AOL TV
Subsidiary of America Online
IndustryInternet protocol television
FateNo longer supported
FoundedJune 2000; 19 years ago (2000-06)
Defunct2002
Headquarters,
Area served
nationwide in USA
Key people
Anne Bentley (spokeswomen), David Nagel (board member), Tom Nagel (board member), James Barksdale (board member), Larry Ellison (board member), Mitchell Kertzman (early CEO and president), Philip Vachon (later CEO)
ProductsIPTV
ParentAOL
Websiteaoltv.com (Not active)

The product and service were developed by America Online. While most thin clients developed in the mid-1990s were positioned as diskless workstations for corporate intranets, AOL TV was positioned as a consumer device for web access. Since the device was a dedicated web browser appliance, the cost of licensing a proprietary operating system could be avoided. For inexpensive devices, the cost of licensing a proprietary operating system is substantial.

The set top box for AOL TV was developed by NCI/Liberate using a thin client and manufactured by Philips.[1][2][3]

AOL TV discontinued sales in November 2002, although the service was available for existing subscribers for a time.[4] The service is no longer supported by AOL and the documentation has been removed from their servers.

ReferencesEdit

  1. ^ Jennings, Roger (2009). Cloud Computing with the Windows Azure Platform. Indianapolis, Indiana: Wiley Publishing Inc. p. 8. ISBN 978-0-470-50638-7. LCCN 2009933376.
  2. ^ "Liberate Technologies: Taking Strange to New Levels". Twilight in the Valley of the Nerds.

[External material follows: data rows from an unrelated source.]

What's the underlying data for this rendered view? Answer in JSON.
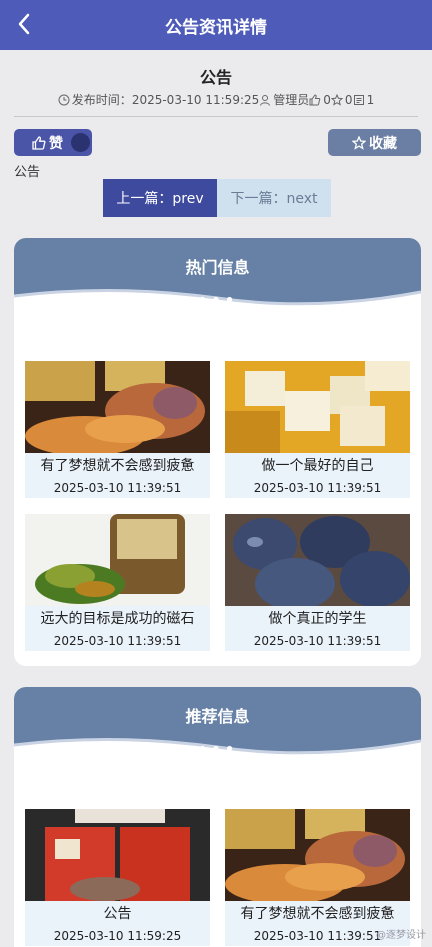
{
  "header": {
    "title": "公告资讯详情",
    "back_icon": "back-arrow-icon"
  },
  "article": {
    "title": "公告",
    "publish_label": "发布时间：",
    "publish_time": "2025-03-10 11:59:25",
    "author": "管理员",
    "likes": "0",
    "favorites": "0",
    "views": "1",
    "content": "公告"
  },
  "actions": {
    "like_label": "赞",
    "favorite_label": "收藏"
  },
  "pager": {
    "prev_label": "上一篇：prev",
    "next_label": "下一篇：next"
  },
  "hot": {
    "title": "热门信息",
    "dots": "•••",
    "items": [
      {
        "title": "有了梦想就不会感到疲惫",
        "date": "2025-03-10 11:39:51"
      },
      {
        "title": "做一个最好的自己",
        "date": "2025-03-10 11:39:51"
      },
      {
        "title": "远大的目标是成功的磁石",
        "date": "2025-03-10 11:39:51"
      },
      {
        "title": "做个真正的学生",
        "date": "2025-03-10 11:39:51"
      }
    ]
  },
  "recommend": {
    "title": "推荐信息",
    "dots": "•••",
    "items": [
      {
        "title": "公告",
        "date": "2025-03-10 11:59:25"
      },
      {
        "title": "有了梦想就不会感到疲惫",
        "date": "2025-03-10 11:39:51"
      }
    ]
  },
  "watermark": "@逐梦设计",
  "colors": {
    "header": "#4f5bb8",
    "panel_head": "#6681a5",
    "card_bg": "#eaf2fa"
  }
}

September 17, 2009.
  3. ^ Girard, Kim (January 2, 2002). "Ellison resurrects network computer: Oracle's chief executive revives his dreams of replacing the PC by resurrecting the company that designs the scaled-down desktop systems and announcing plans to ship new models in the first quarter of next year". CNET. Los Angeles: CBS Interactive Inc.
  4. ^ Hu, Jim (February 18, 2003). "America Online confirms end of AOLTV: The Internet giant faces up to ho-hum consumer response and pulls the plug on sales of the product, giving up on its attempt to push interactive TV services". CNET. CBS Interactive Inc.